● Aim of the exercise:
Every line in the entries where "help" is found should be copied.

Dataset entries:
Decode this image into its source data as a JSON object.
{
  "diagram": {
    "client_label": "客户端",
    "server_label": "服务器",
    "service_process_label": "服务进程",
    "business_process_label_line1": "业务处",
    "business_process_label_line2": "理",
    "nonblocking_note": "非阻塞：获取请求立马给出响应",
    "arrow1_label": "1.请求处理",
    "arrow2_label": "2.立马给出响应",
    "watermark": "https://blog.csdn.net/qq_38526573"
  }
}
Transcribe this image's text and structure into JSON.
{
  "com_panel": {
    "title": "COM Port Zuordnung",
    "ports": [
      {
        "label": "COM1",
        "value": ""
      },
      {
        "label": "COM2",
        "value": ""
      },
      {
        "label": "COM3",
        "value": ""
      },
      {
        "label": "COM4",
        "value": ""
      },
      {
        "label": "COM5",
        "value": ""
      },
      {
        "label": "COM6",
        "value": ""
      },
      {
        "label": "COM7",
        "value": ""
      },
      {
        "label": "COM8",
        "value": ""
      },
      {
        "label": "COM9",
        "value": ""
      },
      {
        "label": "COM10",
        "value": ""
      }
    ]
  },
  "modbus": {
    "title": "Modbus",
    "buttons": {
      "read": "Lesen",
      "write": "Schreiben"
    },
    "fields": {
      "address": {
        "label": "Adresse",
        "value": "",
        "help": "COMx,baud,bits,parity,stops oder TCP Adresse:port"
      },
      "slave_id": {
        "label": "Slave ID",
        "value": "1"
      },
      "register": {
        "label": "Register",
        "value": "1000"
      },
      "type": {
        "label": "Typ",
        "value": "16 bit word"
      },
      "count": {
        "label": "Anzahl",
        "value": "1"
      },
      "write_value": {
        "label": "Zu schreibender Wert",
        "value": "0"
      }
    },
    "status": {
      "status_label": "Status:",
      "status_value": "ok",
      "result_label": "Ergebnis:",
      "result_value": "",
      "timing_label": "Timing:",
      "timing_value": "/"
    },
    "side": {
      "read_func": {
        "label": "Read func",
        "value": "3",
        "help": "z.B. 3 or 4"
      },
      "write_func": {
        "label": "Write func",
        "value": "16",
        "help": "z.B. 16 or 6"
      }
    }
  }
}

● Solution to the problem:
        "help": "COMx,baud,bits,parity,stops oder TCP Adresse:port"
        "help": "z.B. 3 or 4"
        "help": "z.B. 16 or 6"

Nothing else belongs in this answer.